» **Task goal**:
Exact copies of the records below are required.

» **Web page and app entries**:
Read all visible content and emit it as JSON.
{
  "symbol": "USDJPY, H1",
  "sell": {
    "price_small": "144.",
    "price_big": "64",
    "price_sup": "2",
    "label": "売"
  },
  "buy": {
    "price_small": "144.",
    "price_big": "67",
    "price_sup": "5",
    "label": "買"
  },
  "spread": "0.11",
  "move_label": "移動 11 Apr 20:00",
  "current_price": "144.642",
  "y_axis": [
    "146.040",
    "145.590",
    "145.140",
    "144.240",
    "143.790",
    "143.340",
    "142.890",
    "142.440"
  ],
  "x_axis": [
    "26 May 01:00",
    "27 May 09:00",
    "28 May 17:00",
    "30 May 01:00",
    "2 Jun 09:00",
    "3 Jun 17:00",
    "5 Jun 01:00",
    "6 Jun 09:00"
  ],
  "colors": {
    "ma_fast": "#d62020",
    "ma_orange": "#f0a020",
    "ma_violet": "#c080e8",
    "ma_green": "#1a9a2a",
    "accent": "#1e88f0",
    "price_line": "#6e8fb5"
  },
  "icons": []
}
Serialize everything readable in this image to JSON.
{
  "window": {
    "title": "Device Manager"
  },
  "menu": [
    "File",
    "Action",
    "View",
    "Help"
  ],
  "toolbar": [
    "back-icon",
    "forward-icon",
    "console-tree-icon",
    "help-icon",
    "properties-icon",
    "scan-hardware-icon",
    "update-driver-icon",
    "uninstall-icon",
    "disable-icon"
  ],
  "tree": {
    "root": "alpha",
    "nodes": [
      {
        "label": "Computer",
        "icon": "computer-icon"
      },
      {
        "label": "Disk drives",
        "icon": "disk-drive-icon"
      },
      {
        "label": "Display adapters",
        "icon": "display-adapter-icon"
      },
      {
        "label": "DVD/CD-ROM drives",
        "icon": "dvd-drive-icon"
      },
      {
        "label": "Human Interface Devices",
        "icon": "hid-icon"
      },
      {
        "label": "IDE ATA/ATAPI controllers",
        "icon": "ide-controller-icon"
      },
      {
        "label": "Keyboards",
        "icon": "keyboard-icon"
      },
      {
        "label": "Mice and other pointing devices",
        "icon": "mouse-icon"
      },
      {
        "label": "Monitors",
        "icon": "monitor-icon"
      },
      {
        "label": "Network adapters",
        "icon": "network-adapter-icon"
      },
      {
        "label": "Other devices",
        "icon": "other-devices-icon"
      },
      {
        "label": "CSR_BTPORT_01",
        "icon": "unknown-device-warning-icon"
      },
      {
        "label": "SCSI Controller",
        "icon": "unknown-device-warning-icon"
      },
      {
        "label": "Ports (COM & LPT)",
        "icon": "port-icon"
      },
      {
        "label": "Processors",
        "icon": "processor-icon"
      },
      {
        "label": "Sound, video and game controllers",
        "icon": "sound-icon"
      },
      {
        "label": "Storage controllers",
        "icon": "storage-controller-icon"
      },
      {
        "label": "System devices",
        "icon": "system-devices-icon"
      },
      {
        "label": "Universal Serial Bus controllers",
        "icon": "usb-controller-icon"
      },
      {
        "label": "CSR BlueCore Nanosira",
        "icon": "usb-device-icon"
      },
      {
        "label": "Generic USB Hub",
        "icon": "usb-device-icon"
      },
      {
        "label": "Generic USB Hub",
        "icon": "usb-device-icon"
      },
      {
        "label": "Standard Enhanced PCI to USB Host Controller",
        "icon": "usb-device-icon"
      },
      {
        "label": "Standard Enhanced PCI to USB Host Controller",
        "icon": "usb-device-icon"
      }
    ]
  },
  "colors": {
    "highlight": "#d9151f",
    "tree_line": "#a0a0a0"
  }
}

» **Your solution**:
Read all visible content and emit it as JSON.
{
  "symbol": "USDJPY, H1",
  "sell": {
    "price_small": "144.",
    "price_big": "64",
    "price_sup": "2",
    "label": "売"
  },
  "buy": {
    "price_small": "144.",
    "price_big": "67",
    "price_sup": "5",
    "label": "買"
  },
  "spread": "0.11",
  "move_label": "移動 11 Apr 20:00",
  "current_price": "144.642",
  "y_axis": [
    "146.040",
    "145.590",
    "145.140",
    "144.240",
    "143.790",
    "143.340",
    "142.890",
    "142.440"
  ],
  "x_axis": [
    "26 May 01:00",
    "27 May 09:00",
    "28 May 17:00",
    "30 May 01:00",
    "2 Jun 09:00",
    "3 Jun 17:00",
    "5 Jun 01:00",
    "6 Jun 09:00"
  ],
  "colors": {
    "ma_fast": "#d62020",
    "ma_orange": "#f0a020",
    "ma_violet": "#c080e8",
    "ma_green": "#1a9a2a",
    "accent": "#1e88f0",
    "price_line": "#6e8fb5"
  },
  "icons": []
}
Serialize everything readable in this image to JSON.
{
  "window": {
    "title": "Device Manager"
  },
  "menu": [
    "File",
    "Action",
    "View",
    "Help"
  ],
  "toolbar": [
    "back-icon",
    "forward-icon",
    "console-tree-icon",
    "help-icon",
    "properties-icon",
    "scan-hardware-icon",
    "update-driver-icon",
    "uninstall-icon",
    "disable-icon"
  ],
  "tree": {
    "root": "alpha",
    "nodes": [
      {
        "label": "Computer",
        "icon": "computer-icon"
      },
      {
        "label": "Disk drives",
        "icon": "disk-drive-icon"
      },
      {
        "label": "Display adapters",
        "icon": "display-adapter-icon"
      },
      {
        "label": "DVD/CD-ROM drives",
        "icon": "dvd-drive-icon"
      },
      {
        "label": "Human Interface Devices",
        "icon": "hid-icon"
      },
      {
        "label": "IDE ATA/ATAPI controllers",
        "icon": "ide-controller-icon"
      },
      {
        "label": "Keyboards",
        "icon": "keyboard-icon"
      },
      {
        "label": "Mice and other pointing devices",
        "icon": "mouse-icon"
      },
      {
        "label": "Monitors",
        "icon": "monitor-icon"
      },
      {
        "label": "Network adapters",
        "icon": "network-adapter-icon"
      },
      {
        "label": "Other devices",
        "icon": "other-devices-icon"
      },
      {
        "label": "CSR_BTPORT_01",
        "icon": "unknown-device-warning-icon"
      },
      {
        "label": "SCSI Controller",
        "icon": "unknown-device-warning-icon"
      },
      {
        "label": "Ports (COM & LPT)",
        "icon": "port-icon"
      },
      {
        "label": "Processors",
        "icon": "processor-icon"
      },
      {
        "label": "Sound, video and game controllers",
        "icon": "sound-icon"
      },
      {
        "label": "Storage controllers",
        "icon": "storage-controller-icon"
      },
      {
        "label": "System devices",
        "icon": "system-devices-icon"
      },
      {
        "label": "Universal Serial Bus controllers",
        "icon": "usb-controller-icon"
      },
      {
        "label": "CSR BlueCore Nanosira",
        "icon": "usb-device-icon"
      },
      {
        "label": "Generic USB Hub",
        "icon": "usb-device-icon"
      },
      {
        "label": "Generic USB Hub",
        "icon": "usb-device-icon"
      },
      {
        "label": "Standard Enhanced PCI to USB Host Controller",
        "icon": "usb-device-icon"
      },
      {
        "label": "Standard Enhanced PCI to USB Host Controller",
        "icon": "usb-device-icon"
      }
    ]
  },
  "colors": {
    "highlight": "#d9151f",
    "tree_line": "#a0a0a0"
  }
}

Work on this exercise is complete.